“It is one of the greatest misconceptions in academic spaces that African American studies degrees don’t hold much weight. These programs are worthwhile, particularly for non-Black individuals, because they allow you to see outside of yourself and glimpse into the lives of other people and communities. To be able to take an academic and informed point of view on someone’s condition is necessary for any career path you choose. Moreover, unlearning engrained belief systems and world views is just as important as learning is in both academic and works settings–lives depend on it.”
More Student Paths
- Law school is a big investment. That’s why Chinma was attracted to NU and the co-op process, which has allowed her to experience the legal environment before committing to the practice.
- Chinma’s long-held love of reading and writing, specifically poetry, led to her to decision to major in English for her undergraduate education.
- In her first year, Chinma took Early African American Literature with Professor Nicole Aljoe. It was the first time she had a Black professor and the opportunity to share lived experiences in a new way.
- Chinma took Contemporary Poetry with Professor Eunsong Kim which explored readings that Chinma still uses today. She learned how poetry and art can affect real change, like through the Black Arts Movement.
- Chinma is co-president of Our Voices: Women of Color, which is run through the Social Justice Resource Center and the Center for Intercultural Engagement and allows her to facilitate vital conversations.
- Through Our Voices: Women of Color, Chinma attended Northeastern’s EMPOWER conference for students of color in 2019, where she gave a presentation about intersectionality.
- In her second year, Chinma took Intro to Law, Policy, and Society with Professor Daniel Urman, which gave her the chance to explore the intersection between current events and law, furthering her interest...
- Yasser was in the Foundation Year program at Northeastern. The program was a rigorous deep dive into core subject classes that helped Yasser bridge the gap between the high school and college experiences.
- Initially indecisive, Yasser’s interest in traveling and experience exploring different religious texts in high school led him to a double major in international affairs and religious studies.
- Yasser took Issues in Cities and Suburbs with Professor Erin Graves in Fall 2018. As someone deeply invested in urban life, he found the course was an enlightening look at the problems endemic to cities.
- Yasser’s first co-op was at the Boston Beer Company as a Program Operations and Event Assistant. He worked on inventory, public relations, directed brewery events, and maintained workspace organization.
- Yasser went on a Dialogue of Civilizations to Europe in Summer 2019 and took Engineering Principles in Nature with Professor Sandra Shefelbine.

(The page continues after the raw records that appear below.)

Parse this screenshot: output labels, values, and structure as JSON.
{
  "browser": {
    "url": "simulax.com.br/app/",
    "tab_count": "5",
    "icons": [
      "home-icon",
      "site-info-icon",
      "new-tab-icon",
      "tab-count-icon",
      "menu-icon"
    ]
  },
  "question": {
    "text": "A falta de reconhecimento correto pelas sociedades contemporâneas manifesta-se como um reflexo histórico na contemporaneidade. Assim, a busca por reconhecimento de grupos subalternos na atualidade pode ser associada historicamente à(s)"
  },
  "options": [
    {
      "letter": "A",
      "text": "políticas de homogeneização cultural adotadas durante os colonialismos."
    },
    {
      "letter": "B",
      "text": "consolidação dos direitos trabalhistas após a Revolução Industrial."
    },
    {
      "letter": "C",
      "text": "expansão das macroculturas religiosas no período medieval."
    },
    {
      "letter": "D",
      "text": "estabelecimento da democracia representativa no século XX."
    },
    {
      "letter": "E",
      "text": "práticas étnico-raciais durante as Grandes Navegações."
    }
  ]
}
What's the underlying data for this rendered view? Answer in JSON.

- Yasser implemented and maintained community gardens all over Boston on deserted plots of land during his time as the Northeastern Campus Director for the campus’ United Nations Millennium Fellowship.
- Yasser began working at the Food Project and at a farm in Dorchester, he maintained the farm, harvested crops, distributed produce through donations and food markets, and worked on overall logistics...

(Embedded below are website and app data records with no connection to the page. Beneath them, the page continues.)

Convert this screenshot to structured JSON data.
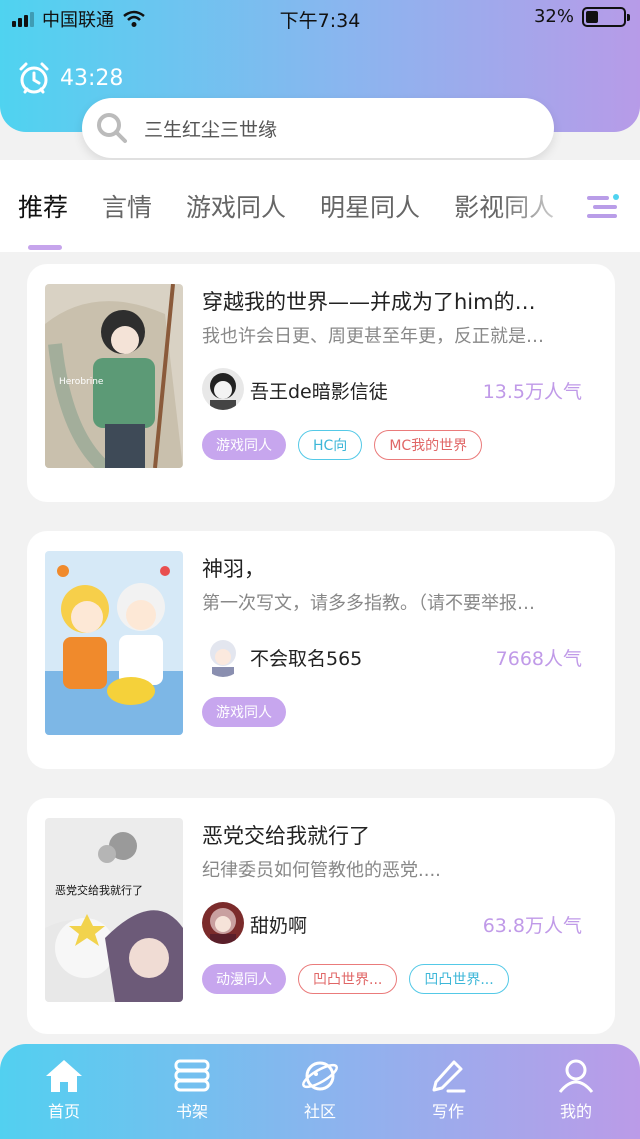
{
  "status": {
    "carrier": "中国联通",
    "time": "下午7:34",
    "battery": "32%",
    "battery_level": 0.32
  },
  "timer": {
    "value": "43:28"
  },
  "search": {
    "placeholder": "三生红尘三世缘"
  },
  "tabs": [
    {
      "label": "推荐",
      "active": true
    },
    {
      "label": "言情",
      "active": false
    },
    {
      "label": "游戏同人",
      "active": false
    },
    {
      "label": "明星同人",
      "active": false
    },
    {
      "label": "影视同人",
      "active": false
    }
  ],
  "books": [
    {
      "title": "穿越我的世界——并成为了him的…",
      "desc": "我也许会日更、周更甚至年更，反正就是…",
      "author": "吾王de暗影信徒",
      "popularity": "13.5万人气",
      "cover_text": "Herobrine",
      "tags": [
        {
          "label": "游戏同人",
          "style": "filled"
        },
        {
          "label": "HC向",
          "style": "cyan"
        },
        {
          "label": "MC我的世界",
          "style": "red"
        }
      ]
    },
    {
      "title": "神羽，",
      "desc": "第一次写文，请多多指教。（请不要举报…",
      "author": "不会取名565",
      "popularity": "7668人气",
      "tags": [
        {
          "label": "游戏同人",
          "style": "filled"
        }
      ]
    },
    {
      "title": "恶党交给我就行了",
      "desc": "纪律委员如何管教他的恶党....",
      "author": "甜奶啊",
      "popularity": "63.8万人气",
      "cover_text": "恶党交给我就行了",
      "tags": [
        {
          "label": "动漫同人",
          "style": "filled"
        },
        {
          "label": "凹凸世界...",
          "style": "red"
        },
        {
          "label": "凹凸世界...",
          "style": "cyan"
        }
      ]
    }
  ],
  "bottom_nav": [
    {
      "label": "首页",
      "icon": "home-icon"
    },
    {
      "label": "书架",
      "icon": "bookshelf-icon"
    },
    {
      "label": "社区",
      "icon": "planet-icon"
    },
    {
      "label": "写作",
      "icon": "pen-icon"
    },
    {
      "label": "我的",
      "icon": "user-icon"
    }
  ],
  "colors": {
    "accent": "#c7a6ee",
    "cyan": "#54c9e7",
    "red": "#ea7b7b",
    "header_start": "#4fd3f0",
    "header_end": "#b79be8"
  }
}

Benjamin Cooper Gould
- Cooper’s dialogue, Challenges in Coastal Sustainability, and the course Ethics and Evolutionary games with Prof. Smead have been very impactful to him.
- As part of a class with Prof. Kelting on harm and aid he was able to write and submit real anti-racist curriculum for pre-schools in Boston.
- Cooper has been a PPE Peer Mentor, and he has also served as the PPE representative on the CSSH Student Advisory Council for three years.
- Cooper spent much of the summer in 2019 in Hong Kong and Malaysia on dialogue, exploring challenges for coastal sustainability.
- Cooper has had two co-ops, the first at Boston After School & Beyond, and the second at Dynasty Financial Partners, in New York City.
- He has conducted independent research projects with the Marine Science Center, for which he received a grant, as well as in philosophy.
- After graduation, Cooper is hoping to specialize in education justice, first by pursuing a Master’s in Education before teaching, and ultimately going into policy...